Published on Mar 14, 2022
Change Healthcare (CHNG) plans to sign “in a matter of weeks” a deal to divest a business unit that includes its claims-editing software, eliminating the major horizontal overlap that helped spark DOJ’s suit to block UnitedHealth Group’s proposed $7.8 billion purchase of the company, an attorney for UnitedHealth said today.
“The horizontal aspect of this case is going to fall out,” Craig Primis, the attorney, told U.S. District Judge Carl Nichols during a hearing in Washington, D.C. to discuss when the trial on DOJ’s suit should start. Primus said Change would sell the unit to one company but didn’t specify the buyer.
In court filings, the parties’ lawyers have pressed for the trial to begin June 20, arguing that DOJ has had more than enough time to prepare its case. The department has taken 23 depositions and reviewed 6.8 million documents since UnitedHealth, the No. 1 U.S. health insurer, and Change, operator of the country’s largest electronic clearinghouse for insurance claims, unveiled the deal 14 months ago.
DOJ, however, proposed trial start dates in late August, insisting that the department and co-plaintiff states of Minnesota and New York still “need sufficient time for discovery and pretrial preparation so they can try their case based on a fully developed record.” DOJ litigator Eric Welsh told Nichols at the hearing that UnitedHealth and Change hadn’t been cooperative during the department’s review of the deal, withholding essential data and documents.
“During the investigation, the defendants weren’t as forthcoming as they needed to be,” forcing the companies to extend the review while they provided data requested by the department, he said.
When Primus argued that the proposed divestiture should streamline the proceedings by focusing the case on DOJ’s vertical objections to the tie-up, Welsh countered that the department would need time to examine the divestiture agreement and the would-be buyer.
“They’re talking about doing a remedy.

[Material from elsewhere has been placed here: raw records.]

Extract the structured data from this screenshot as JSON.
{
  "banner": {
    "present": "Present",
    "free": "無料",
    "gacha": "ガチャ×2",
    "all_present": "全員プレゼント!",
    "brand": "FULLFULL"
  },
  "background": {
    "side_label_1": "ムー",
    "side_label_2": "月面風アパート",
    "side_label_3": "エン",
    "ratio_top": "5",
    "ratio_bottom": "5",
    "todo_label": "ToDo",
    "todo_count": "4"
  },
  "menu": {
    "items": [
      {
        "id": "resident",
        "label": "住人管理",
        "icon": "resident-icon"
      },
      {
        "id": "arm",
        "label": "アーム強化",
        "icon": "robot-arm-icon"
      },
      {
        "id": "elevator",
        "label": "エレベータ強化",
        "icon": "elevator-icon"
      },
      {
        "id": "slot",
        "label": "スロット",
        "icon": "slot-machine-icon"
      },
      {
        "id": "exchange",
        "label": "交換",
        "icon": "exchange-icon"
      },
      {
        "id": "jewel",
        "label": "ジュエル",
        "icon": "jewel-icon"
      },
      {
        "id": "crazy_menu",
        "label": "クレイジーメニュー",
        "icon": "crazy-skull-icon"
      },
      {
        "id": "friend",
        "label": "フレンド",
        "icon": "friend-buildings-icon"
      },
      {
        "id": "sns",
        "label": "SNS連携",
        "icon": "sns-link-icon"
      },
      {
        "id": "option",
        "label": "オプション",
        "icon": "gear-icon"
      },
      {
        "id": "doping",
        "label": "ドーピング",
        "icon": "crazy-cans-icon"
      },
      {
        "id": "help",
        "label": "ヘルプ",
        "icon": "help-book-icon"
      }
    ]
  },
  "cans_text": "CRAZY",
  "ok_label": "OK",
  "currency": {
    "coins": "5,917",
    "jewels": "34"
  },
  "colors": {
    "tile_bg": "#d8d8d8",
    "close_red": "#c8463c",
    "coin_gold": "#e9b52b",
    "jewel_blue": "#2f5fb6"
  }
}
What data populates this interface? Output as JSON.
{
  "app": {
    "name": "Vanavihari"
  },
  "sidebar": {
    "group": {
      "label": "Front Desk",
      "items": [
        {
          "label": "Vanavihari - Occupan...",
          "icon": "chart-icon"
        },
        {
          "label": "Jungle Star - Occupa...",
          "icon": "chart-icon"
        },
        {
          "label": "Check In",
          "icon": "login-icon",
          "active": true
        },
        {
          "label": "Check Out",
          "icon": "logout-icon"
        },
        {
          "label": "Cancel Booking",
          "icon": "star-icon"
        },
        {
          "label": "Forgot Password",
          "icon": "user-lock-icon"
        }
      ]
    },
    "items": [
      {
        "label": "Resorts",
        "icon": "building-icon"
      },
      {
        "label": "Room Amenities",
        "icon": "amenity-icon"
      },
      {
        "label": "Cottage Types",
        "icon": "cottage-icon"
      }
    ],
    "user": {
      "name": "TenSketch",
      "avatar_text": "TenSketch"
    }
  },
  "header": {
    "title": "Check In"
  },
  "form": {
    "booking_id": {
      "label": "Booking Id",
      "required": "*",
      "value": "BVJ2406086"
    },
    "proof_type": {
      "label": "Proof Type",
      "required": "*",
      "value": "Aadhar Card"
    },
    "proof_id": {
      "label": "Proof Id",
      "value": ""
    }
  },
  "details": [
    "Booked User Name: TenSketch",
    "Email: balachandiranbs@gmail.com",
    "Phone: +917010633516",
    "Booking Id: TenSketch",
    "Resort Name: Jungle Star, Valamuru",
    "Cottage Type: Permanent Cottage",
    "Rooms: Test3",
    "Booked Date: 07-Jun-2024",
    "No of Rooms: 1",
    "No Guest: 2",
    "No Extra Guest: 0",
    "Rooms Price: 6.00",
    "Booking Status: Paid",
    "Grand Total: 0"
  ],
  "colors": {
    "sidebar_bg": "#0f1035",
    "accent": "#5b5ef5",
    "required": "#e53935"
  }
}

That would require time” for discovery, he said.
If the companies convince the judge that the divestiture would address DOJ’s horizontal arguments against UnitedHealth’s bid for Change, it could provide a significant boost to their defense. The department said in its complaint the tie-up would result in UnitedHealth controlling 75% of market for editing software that helps insurers identify suspect or incomplete claims.
The rest of DOJ’s suit is based on vertical theories of harm, including that UnitedHealth would gain unfair advantage over rival insurers by accessing the claims information that flows through Change’s electronic clearinghouse. While such vertical theories are commonly accepted by antitrust practitioners, they have fared less well in federal court.
Yet if DOJ shows that either the prospective buyer or divestiture agreement are insufficient, the government could reinforce its case against the deal based on a horizontal theory of harm that’s had great success with judges.
At today’s hearing, the parties and DOJ indicated they weren’t far apart on the trial’s length, with the government requesting 12 days and the companies saying that they were aiming for 10 to 12 days.
Welsh said that DOJ could call as many as 30 fact witnesses, including the merging parties’ executives, and two expert witnesses, prompting Nichols to question whether 12 days would be sufficient for so much testimony.
Nichols said he would issue a “bare bones” order on the trial date on either Wednesday or Thursday, acknowledging that his court schedule is full with criminal cases related to the January 6, 2021 Capitol riot.
Even with Nichols settling on a start date for a trial, it’s still in question whether one will take place. The merger agreement’s outside date is April 5; afterwards either party could abandon the transaction, and UnitedHealth isn’t required to pay Change a reverse breakup fee.
Until then, UnitedHealth is obligated under the agreement to mount a vigorous defense of the deal. In court filings, the company said that it had acquiesced several times to DOJ demands to extend its investigation, assuming that ultimately the government “would see that the combination threatened no anti-competitive effects but rather created massive efficiencies and opportunities.”